# What to work on
Take each line from the entries that holds "date" and copy it out.

[Page and application data records]
* * *

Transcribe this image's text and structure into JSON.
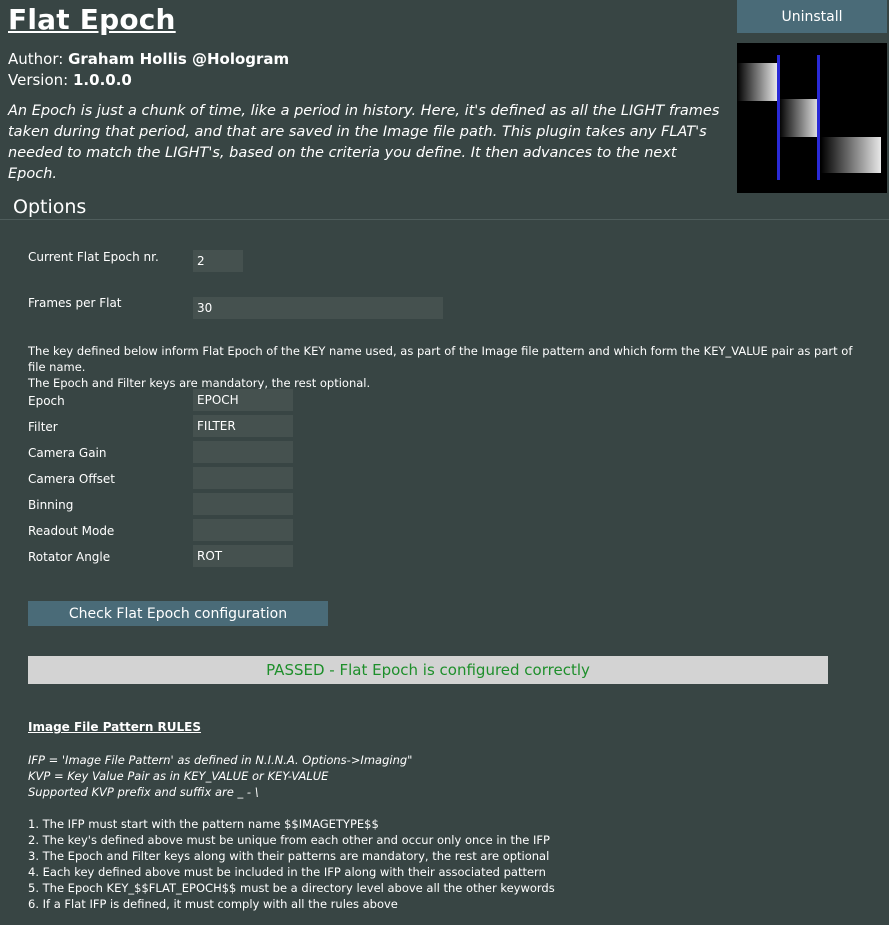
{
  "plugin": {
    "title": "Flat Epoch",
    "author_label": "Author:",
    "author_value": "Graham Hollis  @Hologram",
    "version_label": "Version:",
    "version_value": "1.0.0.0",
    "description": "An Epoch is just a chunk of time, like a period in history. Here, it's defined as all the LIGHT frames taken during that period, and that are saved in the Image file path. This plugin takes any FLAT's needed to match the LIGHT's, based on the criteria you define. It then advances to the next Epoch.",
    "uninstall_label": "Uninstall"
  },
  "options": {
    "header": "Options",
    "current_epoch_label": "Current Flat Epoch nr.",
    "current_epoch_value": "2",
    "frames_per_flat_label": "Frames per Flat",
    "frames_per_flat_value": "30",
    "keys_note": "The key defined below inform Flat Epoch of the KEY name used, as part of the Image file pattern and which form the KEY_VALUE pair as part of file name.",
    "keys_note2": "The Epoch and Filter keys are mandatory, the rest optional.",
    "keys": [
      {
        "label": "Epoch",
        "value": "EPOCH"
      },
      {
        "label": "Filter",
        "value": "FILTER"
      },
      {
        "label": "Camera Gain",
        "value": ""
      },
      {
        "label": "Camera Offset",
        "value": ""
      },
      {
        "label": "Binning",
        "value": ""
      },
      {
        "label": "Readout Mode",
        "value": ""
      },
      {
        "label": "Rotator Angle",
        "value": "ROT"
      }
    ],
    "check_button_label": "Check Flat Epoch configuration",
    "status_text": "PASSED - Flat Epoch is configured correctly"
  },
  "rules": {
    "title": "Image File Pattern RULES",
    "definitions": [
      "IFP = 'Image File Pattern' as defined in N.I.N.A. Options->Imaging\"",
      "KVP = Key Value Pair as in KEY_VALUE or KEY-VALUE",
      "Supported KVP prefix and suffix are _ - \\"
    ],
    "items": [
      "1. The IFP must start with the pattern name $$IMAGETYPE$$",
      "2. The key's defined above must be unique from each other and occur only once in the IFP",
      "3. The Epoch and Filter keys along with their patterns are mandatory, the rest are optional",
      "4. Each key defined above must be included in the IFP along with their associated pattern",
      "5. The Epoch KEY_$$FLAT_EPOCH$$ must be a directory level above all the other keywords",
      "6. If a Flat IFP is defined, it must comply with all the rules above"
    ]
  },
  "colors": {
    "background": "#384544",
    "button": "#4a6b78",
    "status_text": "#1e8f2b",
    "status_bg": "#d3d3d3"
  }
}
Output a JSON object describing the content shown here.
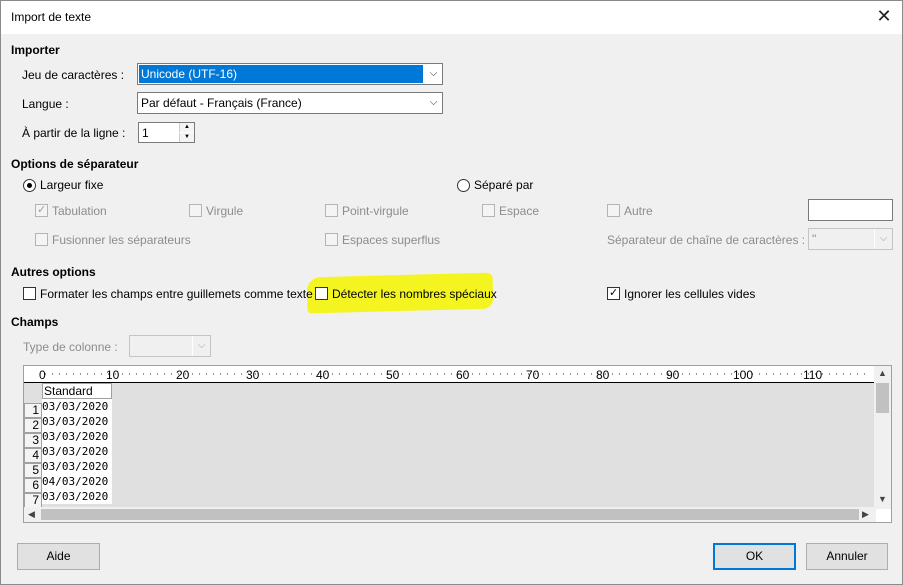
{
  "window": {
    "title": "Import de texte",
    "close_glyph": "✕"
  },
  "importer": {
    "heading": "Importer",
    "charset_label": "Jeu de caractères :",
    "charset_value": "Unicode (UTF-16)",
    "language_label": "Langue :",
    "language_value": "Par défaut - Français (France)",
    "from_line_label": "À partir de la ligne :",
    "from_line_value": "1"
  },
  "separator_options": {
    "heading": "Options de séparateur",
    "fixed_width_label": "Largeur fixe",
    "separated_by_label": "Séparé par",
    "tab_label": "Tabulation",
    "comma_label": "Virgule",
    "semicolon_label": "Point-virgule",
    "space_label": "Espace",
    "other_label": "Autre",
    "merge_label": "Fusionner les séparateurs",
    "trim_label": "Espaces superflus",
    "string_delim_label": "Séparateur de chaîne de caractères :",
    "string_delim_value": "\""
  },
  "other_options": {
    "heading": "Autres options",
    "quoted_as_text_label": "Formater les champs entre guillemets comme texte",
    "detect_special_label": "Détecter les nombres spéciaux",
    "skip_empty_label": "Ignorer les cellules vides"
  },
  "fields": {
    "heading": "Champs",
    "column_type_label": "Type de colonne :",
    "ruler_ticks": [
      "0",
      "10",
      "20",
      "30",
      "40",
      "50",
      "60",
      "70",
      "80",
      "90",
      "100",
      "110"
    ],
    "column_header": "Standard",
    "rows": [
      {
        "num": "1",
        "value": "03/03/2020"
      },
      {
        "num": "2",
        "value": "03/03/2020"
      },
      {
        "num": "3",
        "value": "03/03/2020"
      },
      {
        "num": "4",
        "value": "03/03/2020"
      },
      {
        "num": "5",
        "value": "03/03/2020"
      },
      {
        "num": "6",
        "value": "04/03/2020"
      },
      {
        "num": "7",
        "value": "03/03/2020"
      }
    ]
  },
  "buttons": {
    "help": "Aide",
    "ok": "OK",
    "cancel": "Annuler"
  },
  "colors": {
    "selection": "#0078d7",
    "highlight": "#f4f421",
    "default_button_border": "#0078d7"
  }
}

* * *

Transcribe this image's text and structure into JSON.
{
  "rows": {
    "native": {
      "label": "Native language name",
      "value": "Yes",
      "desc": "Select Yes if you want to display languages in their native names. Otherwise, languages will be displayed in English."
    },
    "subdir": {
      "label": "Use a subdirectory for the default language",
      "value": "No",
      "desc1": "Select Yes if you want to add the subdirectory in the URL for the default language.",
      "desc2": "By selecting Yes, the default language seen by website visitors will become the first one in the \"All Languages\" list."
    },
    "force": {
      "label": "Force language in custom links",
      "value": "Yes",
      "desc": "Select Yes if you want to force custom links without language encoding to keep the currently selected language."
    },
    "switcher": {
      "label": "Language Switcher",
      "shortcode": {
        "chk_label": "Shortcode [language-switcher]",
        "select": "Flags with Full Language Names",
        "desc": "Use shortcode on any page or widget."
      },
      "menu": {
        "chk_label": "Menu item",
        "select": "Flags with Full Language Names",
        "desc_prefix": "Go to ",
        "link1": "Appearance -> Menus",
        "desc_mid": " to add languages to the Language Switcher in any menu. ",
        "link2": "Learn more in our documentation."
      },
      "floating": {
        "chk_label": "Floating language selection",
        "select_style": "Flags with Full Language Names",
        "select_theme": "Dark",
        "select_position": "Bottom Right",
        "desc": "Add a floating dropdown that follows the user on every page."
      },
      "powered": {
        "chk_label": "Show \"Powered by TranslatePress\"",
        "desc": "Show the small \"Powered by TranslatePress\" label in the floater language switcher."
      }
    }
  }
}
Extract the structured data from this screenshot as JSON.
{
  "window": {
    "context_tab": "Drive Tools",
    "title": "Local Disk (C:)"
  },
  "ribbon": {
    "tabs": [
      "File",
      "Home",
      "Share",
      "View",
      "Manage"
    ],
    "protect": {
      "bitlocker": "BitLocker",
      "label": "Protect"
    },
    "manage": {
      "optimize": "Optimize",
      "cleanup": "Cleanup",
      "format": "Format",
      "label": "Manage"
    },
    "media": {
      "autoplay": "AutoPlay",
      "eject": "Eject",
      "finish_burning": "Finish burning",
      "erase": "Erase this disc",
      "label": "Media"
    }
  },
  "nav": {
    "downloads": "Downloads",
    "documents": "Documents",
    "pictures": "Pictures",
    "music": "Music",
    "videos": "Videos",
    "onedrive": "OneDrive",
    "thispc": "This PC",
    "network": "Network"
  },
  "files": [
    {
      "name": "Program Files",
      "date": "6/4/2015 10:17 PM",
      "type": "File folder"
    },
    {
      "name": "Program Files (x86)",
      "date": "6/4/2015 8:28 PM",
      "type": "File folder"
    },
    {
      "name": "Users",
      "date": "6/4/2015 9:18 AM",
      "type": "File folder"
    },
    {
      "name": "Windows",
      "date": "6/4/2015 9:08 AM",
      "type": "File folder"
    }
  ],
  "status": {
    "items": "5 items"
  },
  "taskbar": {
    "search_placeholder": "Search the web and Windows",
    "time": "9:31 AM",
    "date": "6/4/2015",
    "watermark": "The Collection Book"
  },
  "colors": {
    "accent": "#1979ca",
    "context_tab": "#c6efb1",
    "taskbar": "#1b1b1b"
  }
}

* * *

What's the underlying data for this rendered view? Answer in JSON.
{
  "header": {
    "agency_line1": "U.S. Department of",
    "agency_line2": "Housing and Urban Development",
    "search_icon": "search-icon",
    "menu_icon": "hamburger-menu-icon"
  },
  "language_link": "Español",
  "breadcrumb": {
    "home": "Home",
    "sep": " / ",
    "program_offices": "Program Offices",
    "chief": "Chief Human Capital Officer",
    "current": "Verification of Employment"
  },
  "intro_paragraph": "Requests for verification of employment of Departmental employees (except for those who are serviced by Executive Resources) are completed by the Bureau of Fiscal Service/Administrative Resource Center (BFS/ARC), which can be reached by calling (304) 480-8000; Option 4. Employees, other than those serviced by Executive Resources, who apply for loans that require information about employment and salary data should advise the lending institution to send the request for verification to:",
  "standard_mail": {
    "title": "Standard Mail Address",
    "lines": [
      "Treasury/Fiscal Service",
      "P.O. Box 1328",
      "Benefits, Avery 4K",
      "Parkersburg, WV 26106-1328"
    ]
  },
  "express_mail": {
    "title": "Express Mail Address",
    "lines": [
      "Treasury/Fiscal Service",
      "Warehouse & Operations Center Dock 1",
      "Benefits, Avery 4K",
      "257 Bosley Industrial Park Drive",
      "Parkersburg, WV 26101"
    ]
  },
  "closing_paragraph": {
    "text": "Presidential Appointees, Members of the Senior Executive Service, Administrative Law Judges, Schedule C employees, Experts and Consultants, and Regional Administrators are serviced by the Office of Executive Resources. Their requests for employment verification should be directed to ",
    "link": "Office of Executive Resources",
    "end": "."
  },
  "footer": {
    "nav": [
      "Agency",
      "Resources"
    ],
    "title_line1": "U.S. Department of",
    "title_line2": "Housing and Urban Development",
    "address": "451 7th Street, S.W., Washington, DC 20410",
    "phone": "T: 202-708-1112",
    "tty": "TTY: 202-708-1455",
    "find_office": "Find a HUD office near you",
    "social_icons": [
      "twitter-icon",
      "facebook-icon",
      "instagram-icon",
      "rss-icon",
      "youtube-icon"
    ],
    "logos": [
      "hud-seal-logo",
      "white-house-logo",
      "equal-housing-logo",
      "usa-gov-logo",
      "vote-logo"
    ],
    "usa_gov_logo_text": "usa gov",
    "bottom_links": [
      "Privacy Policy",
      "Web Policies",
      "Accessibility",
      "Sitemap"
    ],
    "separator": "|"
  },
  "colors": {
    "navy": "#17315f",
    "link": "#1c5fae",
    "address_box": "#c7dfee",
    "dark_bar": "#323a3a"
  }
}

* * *

# Expected output
      "date": "6/4/2015 10:17 PM",
      "date": "6/4/2015 8:28 PM",
      "date": "6/4/2015 9:18 AM",
      "date": "6/4/2015 9:08 AM",
    "date": "6/4/2015",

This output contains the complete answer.